Leader Taps Into Chinese Classics in Seeking to Cement PowerBreaking News
tags: China, Xi Jinping
When China’s leader, Xi Jinping, recently warned officials to ward off the temptations of corruption and Western ideas of democracy, he cited Han Fei, a Chinese nobleman renowned for his stark advocacy of autocratic rule more than 2,200 years ago.
“When those who uphold the law are strong, the state is strong,” Mr. Xi said, quoting advice that Han Fei offered monarchs attempting to tame disorder. “When they are weak, the state is weak.”

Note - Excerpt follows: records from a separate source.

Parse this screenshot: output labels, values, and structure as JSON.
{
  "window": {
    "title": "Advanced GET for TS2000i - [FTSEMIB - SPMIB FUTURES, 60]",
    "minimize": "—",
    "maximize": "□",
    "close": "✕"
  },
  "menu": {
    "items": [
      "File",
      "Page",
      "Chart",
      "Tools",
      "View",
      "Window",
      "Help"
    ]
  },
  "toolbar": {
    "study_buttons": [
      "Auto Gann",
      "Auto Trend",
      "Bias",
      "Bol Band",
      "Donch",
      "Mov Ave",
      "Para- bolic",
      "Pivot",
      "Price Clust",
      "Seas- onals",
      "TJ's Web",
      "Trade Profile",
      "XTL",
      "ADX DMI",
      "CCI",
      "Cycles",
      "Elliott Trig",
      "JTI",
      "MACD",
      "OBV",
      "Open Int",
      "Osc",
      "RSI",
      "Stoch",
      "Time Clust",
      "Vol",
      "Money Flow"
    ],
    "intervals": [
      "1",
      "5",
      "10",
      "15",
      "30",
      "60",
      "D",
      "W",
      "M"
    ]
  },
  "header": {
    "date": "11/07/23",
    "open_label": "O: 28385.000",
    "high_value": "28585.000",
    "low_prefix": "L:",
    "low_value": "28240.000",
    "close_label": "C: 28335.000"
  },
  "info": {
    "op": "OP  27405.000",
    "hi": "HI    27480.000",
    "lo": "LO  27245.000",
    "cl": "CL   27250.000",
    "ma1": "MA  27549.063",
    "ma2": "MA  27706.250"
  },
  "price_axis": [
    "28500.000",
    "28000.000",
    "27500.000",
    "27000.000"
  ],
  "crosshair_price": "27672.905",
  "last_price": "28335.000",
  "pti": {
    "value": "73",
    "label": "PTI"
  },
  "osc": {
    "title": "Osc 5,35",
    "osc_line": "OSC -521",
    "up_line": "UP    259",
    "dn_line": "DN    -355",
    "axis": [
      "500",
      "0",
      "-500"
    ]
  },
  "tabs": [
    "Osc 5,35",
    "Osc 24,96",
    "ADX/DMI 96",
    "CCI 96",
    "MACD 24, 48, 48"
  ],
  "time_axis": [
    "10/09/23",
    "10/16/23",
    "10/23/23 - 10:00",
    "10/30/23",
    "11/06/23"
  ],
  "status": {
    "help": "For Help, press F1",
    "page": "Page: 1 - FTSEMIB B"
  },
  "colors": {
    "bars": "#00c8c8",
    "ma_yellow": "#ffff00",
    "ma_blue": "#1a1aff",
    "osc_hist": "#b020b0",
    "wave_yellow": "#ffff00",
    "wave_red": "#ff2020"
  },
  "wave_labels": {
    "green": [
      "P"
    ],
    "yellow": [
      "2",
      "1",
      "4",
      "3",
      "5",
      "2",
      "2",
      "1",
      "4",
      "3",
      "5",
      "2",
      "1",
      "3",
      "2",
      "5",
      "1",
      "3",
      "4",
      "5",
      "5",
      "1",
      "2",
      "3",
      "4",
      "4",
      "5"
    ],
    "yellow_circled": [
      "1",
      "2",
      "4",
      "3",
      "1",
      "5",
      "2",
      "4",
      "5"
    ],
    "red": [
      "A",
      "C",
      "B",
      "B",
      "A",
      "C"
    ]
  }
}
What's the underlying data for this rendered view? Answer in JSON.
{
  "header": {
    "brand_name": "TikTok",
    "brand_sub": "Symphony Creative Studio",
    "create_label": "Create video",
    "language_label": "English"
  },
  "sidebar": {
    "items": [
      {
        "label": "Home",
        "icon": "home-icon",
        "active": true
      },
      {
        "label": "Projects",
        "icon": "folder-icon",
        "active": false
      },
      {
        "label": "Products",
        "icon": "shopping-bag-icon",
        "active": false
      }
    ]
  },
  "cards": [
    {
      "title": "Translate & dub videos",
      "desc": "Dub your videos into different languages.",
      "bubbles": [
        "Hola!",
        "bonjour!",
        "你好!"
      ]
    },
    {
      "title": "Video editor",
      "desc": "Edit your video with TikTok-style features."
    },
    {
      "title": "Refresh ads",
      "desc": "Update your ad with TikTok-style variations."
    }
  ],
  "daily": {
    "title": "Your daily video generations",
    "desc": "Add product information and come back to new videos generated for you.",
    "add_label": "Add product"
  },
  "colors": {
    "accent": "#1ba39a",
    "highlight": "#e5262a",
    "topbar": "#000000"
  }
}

Seeking to decipher Mr. Xi, who rarely gives interviews or off-the-cuff comments, China watchers have focused on whether he has the traits of a new Mao, the ruthless revolutionary, or a new Deng Xiaoping, the economic reformer. But an overlooked key to his boldly authoritarian agenda can be found in his many admiring references to Chinese sages and statesmen from millenniums past.
comments powered by Disqus
- Sources: McMaster Mocked Trump’s Intelligence at a Private Dinner
- The JFK assassination files lead back to Seattle
- Princeton investigates its connection to slavery at a two-day symposium
- Rare Documents Show a Palm Reader's Take on Franklin and Eleanor Roosevelt
- A Photo of Billy the Kid Bought for $10 at a Flea Market May Be Worth Millions
- Historian Says Textbooks Have Shaped Our Attitudes On Race
- Heather Ann Thompson says what went on at Attica is worse than we thought
- Princeton’s Jan T. Gross warns that Poland’s showing signs of turning decisively in a fascist direction
- Gar Alperovitz is still pushing to make America more democratic
- Robert Dallek: “The fish rots from the head”